Larry Teng, co-executive producer/director of “Nancy Drew” on The CW, pointed out that in addition to Leah Lewis, who co-stars as Nancy’s frenemy George Fan, the showrunner (Melinda Hsu Taylor), line producer (Lily Hui), first assistant director (Patrice Leung) and Teng himself are all of Chinese descent.
“A lot of our crew are very diverse,” he said, “And we were pushing very hard for that.”
Kim has had success both as an actor and a producer — he’s an executive producer of ABC’s “The Good Doctor,” set in San Jose. Since it debuted, it has added Will Yun Lee to a cast that included Christina Chang alongside white, black and Hispanic actors.
“It’s incredibly important to all of us, and we’re very proud of the world that we’re presenting,” Kim said. “Would I love to see more Asians on this show? Absolutely, because it’s very reflective of Northern California.”
Other producers have begun actively looking for actors of Asian descent. Leo Sheng is in the cast of the upcoming Showtime revival “The L Word: Generation Q,” because showrunner Marja Lewis-Ryan “was specifically casting Asian trans men,” Sheng said. “She made an effort to find someone who haven’t we seen yet in mainstream television.”
So why the increased representation of Asian characters now? Is Hollywood, all of a sudden, woke?

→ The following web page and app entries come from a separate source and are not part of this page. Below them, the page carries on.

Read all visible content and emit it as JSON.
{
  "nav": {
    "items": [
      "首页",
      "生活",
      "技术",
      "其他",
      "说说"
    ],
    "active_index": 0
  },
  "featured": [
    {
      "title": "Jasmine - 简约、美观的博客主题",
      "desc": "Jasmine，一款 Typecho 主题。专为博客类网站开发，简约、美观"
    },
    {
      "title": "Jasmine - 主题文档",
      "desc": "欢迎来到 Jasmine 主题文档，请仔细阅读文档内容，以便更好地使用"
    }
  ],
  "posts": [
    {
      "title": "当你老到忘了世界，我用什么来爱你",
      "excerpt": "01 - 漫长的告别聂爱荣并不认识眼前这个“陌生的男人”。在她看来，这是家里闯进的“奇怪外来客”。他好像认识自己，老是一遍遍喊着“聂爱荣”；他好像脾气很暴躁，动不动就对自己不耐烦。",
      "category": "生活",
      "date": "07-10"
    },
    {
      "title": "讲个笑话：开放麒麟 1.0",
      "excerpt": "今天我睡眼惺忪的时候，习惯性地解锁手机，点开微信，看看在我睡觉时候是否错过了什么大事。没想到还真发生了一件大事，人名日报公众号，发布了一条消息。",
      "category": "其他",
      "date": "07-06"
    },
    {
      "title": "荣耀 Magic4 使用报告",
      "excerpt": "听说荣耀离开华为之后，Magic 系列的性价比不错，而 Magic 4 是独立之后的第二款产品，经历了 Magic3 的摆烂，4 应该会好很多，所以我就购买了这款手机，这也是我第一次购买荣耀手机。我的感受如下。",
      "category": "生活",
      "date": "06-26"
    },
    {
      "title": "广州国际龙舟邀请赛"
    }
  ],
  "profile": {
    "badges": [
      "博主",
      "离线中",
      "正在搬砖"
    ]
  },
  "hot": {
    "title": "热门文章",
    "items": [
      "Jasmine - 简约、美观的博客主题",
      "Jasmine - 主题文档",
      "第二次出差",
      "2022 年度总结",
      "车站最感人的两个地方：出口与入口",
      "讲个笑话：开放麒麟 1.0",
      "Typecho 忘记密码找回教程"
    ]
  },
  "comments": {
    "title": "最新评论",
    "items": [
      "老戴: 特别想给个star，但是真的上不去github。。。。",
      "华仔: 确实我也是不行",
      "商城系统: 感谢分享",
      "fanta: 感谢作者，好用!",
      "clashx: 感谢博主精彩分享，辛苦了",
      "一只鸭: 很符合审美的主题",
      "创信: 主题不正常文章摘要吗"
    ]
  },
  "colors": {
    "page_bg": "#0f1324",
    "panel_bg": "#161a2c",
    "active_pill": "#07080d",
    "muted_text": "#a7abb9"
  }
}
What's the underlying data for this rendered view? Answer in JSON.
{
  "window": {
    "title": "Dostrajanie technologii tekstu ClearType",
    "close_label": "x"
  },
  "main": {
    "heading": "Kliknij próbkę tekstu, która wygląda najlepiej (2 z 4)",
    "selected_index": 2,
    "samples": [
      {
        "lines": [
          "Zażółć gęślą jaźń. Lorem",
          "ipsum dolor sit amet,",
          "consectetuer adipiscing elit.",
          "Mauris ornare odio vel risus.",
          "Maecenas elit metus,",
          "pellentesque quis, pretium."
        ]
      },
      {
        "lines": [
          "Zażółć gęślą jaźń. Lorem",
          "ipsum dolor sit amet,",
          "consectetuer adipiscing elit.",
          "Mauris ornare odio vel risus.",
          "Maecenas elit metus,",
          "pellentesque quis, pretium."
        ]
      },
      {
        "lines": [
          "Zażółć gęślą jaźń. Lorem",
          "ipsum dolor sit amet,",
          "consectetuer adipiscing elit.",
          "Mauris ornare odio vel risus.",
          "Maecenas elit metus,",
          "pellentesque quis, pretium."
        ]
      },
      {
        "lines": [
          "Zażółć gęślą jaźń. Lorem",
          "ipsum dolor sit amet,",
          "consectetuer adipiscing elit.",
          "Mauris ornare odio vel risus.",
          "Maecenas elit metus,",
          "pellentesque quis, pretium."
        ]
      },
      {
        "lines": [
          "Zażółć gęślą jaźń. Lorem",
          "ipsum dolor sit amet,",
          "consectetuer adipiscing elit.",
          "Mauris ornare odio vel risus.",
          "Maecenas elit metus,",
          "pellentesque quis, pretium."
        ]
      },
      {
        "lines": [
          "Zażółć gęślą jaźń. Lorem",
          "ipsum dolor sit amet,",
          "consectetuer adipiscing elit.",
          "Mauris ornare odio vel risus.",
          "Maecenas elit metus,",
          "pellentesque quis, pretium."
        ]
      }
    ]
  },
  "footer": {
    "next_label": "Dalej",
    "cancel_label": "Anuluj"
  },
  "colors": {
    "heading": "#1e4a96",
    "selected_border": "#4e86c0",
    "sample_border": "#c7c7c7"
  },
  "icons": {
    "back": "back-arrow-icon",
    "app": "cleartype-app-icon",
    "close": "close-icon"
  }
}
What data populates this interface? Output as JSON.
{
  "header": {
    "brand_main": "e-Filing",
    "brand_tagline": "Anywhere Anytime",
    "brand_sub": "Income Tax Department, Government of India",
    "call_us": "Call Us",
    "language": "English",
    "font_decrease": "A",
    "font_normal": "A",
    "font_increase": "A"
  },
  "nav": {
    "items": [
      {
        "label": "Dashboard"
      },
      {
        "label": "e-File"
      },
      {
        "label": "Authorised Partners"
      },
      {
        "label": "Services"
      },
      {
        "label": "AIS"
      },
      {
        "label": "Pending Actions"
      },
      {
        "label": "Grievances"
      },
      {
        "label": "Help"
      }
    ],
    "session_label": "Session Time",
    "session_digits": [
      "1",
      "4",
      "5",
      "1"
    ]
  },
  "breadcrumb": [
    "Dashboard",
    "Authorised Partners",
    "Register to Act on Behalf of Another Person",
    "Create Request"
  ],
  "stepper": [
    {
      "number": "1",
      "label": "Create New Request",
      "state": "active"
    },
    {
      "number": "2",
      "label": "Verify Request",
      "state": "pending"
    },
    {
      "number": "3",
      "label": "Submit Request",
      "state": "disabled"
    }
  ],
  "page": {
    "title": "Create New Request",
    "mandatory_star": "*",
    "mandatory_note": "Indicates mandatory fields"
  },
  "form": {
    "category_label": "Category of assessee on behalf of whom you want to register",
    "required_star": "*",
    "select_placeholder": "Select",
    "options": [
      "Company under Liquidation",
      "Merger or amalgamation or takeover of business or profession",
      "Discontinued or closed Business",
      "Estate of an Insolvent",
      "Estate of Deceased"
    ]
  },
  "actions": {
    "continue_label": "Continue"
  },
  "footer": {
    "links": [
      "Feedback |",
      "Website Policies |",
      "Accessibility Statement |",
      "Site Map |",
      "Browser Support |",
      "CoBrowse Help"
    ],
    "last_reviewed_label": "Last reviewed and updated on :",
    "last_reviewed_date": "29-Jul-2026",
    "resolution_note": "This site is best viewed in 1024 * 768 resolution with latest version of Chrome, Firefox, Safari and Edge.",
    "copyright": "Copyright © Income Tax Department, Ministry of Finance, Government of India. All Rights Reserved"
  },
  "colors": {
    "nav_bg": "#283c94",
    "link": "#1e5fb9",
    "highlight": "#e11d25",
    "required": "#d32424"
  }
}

Alex Woo, executive producer of “The Terror: Infamy” thinks it has more to do with the fact that there’s a lot more TV today — almost 500 scripted series on broadcast TV, cable TV and streaming services in 2018.
“There’s so much television it’s so hard to get noticed,” he said. “I think everyone is more willing to take some more chances. And we may not have been able to do this 10 years ago.
“In a business where there’s a lot of money at stake, no one wants to be the first one to dip their toe in the water. But now that ‘Crazy Rich Asians’ and ‘The Farewell’ have been hugely successful — and a show like ‘Fresh Off the Boat’ has been successful — others are taking the chance.”
And the fact that network executives and showrunners are having their feet held to the fire when they ignore diversity has also helped bring change.
“I think a corner has been turned,” said Miles, “because we’re demanding representation, demanding the conversation continue, demanding writers and producers consider looking outside the box to who is, quote-unquote, hire-able. I think it’s a wonderful new wave for the next generation.”
Editor’s note: Most of the interviews for this story were conducted at the Television Critics Association press tour in August. Some were conducted earlier in the Los Angeles area.